As a continent surrounded by three oceans, Australia has a fundamental interest in the legal regimes and norms that govern the oceans. Our maritime Exclusive Economic Zone, including waters surrounding our offshore territories, is the world’s third largest. Our marine resources are vital for our economy.
The world’s oceans face multiple stresses, including climate‑driven changes, pollution, over‑exploitation and habitat destruction. Australia is advocating a new international agreement, under the UN Convention on the Law of the Sea, on the conservation and sustainable use of marine biodiversity in the high seas.
We will also continue to work to enhance fisheries governance. As demand for fish products grows, current stocks will come under greater pressure, affecting food security, livelihoods and economic development across many regions. Depleted fish stocks in neighbouring regions degrade our own stocks and can motivate illegal fishing in Australian waters.
We will continue to work with our partners in regional fisheries management organisations to ensure the long‑term sustainability of fisheries resources. We will also tackle illegal, unreported and unregulated fishing, and monitor the status of fish stocks to provide industry with certainty over catch limits. We will continue to assist communities in our region, including through our development assistance, to sustainably manage fish stocks and marine ecosystems, and improve aquaculture production.
The Great Barrier Reef is the world’s largest coral reef and one of the natural wonders of the world. The Reef supports 64,000 full-time jobs and is worth $6.4 billion a year to our economy, mainly through tourism.
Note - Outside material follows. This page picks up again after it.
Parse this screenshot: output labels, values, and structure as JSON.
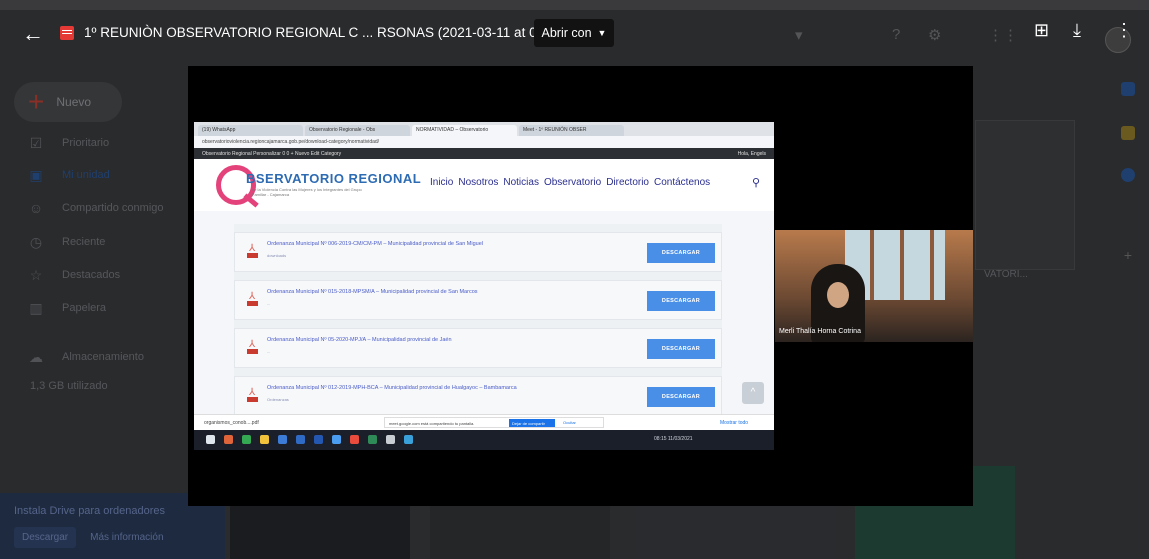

Australia’s reputation is influenced by the status of the reef and how we manage it.
Like coral reefs everywhere, the Great Barrier Reef is under pressure including from warmer sea temperatures and ocean acidification caused by climate change, outbreaks of coral disease and crown-of-thorns starfish, and impacts from land run-off and fishing.
Australia’s efforts to protect the Great Barrier Reef through the Reef 2050 Plan build on more than 40 years experience and are backed by $2 billion in funding over the next decade. No undertaking of comparable scope, complexity and financial commitment has been attempted in a marine environment or World Heritage site anywhere else in the world. The World Heritage Committee recognised these efforts in 2017, endorsing Australia’s progress in implementing the Reef 2050 Plan.
Drawing on these efforts, Australia is helping drive international action to conserve the world’s coral reefs—through our support for the International Coral Reef Initiative, the work of our leading marine science institutions, and practical support to build capacity in partner countries to manage reefs sustainably.